William Barclay died aged 82 in 1951. He spent 65 years on the staff of the Banffshire Journal, most of them as editor. In fact the Banffie had only two editors in a hundred years. In 1941 the University of Aberdeen gave him an honorary LLD. With no disrespect to modern journalists, that would not happen to the editor of a local paper nowadays.
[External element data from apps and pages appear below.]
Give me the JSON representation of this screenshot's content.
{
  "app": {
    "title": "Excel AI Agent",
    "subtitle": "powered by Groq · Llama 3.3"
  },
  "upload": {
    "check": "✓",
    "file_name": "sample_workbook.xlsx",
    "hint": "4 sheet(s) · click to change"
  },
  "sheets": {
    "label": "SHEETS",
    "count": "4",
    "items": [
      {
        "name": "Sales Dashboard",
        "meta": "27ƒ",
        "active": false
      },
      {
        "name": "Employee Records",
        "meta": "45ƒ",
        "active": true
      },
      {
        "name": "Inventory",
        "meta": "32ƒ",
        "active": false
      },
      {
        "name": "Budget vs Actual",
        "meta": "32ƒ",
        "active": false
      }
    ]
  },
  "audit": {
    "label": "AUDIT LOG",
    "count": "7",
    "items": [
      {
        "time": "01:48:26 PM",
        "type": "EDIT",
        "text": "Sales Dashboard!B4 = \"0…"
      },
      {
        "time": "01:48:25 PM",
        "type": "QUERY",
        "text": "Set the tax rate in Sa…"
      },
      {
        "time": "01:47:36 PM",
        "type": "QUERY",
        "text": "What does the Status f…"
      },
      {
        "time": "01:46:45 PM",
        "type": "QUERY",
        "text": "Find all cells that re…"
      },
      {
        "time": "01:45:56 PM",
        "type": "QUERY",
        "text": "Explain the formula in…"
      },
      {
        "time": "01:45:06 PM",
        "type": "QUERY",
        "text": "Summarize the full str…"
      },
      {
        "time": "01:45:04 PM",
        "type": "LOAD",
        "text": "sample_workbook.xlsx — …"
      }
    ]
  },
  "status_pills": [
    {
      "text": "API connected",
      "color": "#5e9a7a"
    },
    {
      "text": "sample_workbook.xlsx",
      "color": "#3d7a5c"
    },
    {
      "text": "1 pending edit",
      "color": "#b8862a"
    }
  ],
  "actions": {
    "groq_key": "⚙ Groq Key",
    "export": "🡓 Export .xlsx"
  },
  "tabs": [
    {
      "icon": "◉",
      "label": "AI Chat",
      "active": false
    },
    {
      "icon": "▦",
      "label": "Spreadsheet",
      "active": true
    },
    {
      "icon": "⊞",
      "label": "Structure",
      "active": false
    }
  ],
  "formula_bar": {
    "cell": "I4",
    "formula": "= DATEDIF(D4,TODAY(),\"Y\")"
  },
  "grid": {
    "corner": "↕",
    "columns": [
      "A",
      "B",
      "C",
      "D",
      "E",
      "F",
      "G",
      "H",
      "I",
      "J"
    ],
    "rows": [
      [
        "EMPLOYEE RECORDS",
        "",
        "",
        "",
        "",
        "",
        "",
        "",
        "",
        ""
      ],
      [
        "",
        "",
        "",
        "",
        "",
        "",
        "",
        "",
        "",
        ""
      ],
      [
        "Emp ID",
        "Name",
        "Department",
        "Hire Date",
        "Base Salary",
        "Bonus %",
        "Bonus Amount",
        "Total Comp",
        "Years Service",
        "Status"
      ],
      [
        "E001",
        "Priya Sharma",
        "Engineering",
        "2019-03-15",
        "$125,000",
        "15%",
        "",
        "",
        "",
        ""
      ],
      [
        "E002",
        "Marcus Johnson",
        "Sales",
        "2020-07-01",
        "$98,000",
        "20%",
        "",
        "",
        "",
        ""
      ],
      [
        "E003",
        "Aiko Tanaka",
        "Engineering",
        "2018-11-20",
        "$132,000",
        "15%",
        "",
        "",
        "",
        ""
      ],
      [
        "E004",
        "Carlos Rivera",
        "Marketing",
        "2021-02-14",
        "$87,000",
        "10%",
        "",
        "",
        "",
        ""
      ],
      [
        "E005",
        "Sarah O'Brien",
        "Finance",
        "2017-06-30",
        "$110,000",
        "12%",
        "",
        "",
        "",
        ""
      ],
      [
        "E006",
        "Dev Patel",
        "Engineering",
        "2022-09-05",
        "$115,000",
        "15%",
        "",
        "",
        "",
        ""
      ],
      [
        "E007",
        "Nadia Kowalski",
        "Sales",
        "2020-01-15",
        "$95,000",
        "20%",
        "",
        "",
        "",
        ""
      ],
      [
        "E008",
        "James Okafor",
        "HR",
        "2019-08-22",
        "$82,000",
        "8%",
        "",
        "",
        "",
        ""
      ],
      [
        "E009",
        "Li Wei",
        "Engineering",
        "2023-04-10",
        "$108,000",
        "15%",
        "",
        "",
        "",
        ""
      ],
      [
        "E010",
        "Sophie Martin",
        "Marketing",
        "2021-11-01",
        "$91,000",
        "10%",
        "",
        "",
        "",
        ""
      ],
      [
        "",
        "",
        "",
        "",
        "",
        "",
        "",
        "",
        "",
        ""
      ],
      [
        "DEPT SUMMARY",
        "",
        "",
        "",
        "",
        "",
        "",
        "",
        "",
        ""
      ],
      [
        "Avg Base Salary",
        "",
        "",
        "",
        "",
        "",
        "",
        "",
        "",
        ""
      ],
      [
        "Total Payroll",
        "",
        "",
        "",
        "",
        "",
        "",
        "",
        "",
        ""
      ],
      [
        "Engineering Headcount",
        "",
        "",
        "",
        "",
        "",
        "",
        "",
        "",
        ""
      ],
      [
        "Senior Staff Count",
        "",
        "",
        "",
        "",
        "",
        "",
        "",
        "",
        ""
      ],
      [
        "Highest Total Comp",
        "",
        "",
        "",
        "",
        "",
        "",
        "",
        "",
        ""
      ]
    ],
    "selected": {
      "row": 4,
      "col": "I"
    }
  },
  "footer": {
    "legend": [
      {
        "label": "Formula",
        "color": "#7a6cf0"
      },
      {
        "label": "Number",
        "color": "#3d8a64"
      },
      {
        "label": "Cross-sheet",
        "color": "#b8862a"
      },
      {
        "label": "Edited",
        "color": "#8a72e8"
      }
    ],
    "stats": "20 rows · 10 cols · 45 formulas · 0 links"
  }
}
Every good local weekly paper had high ambitions to be a proper newspaper. So the Banffie had the national news, with reports of parliamentary debates, a court circular, details of wars around the world, reviews of the latest books by the best authors, as well as news of every parish-pump for miles around, and all the fat-stock sales, and the meetings of the presbytery. In those days journalists did shorthand, and you can find parish council meetings verbatim. Getting all this in was achieved by using the smallest typeface available. You got your money’s worth, and not just in quantity. There were serious editorials. The Banffshire Journal was doing its best to be on a par with the Manchester Guardian.
Dr Barclay wrote books. He was a fund of knowledge about local history, and indeed geography. The best-known was The Schools and Schoolmasters of Banffshire, with a preface by the Principal of Aberdeen University, a wonderful book with a fund of stories.
The Banffshire Journal office was also a printing press, and you find lots of material of local interest printed there. There is a plaque on the building to remind us that this was where the Aberdeen-Angus Cattle Society had their first offices, under the auspices of the Journal. The picture shows how many staff there were in Dr Barclay’s day.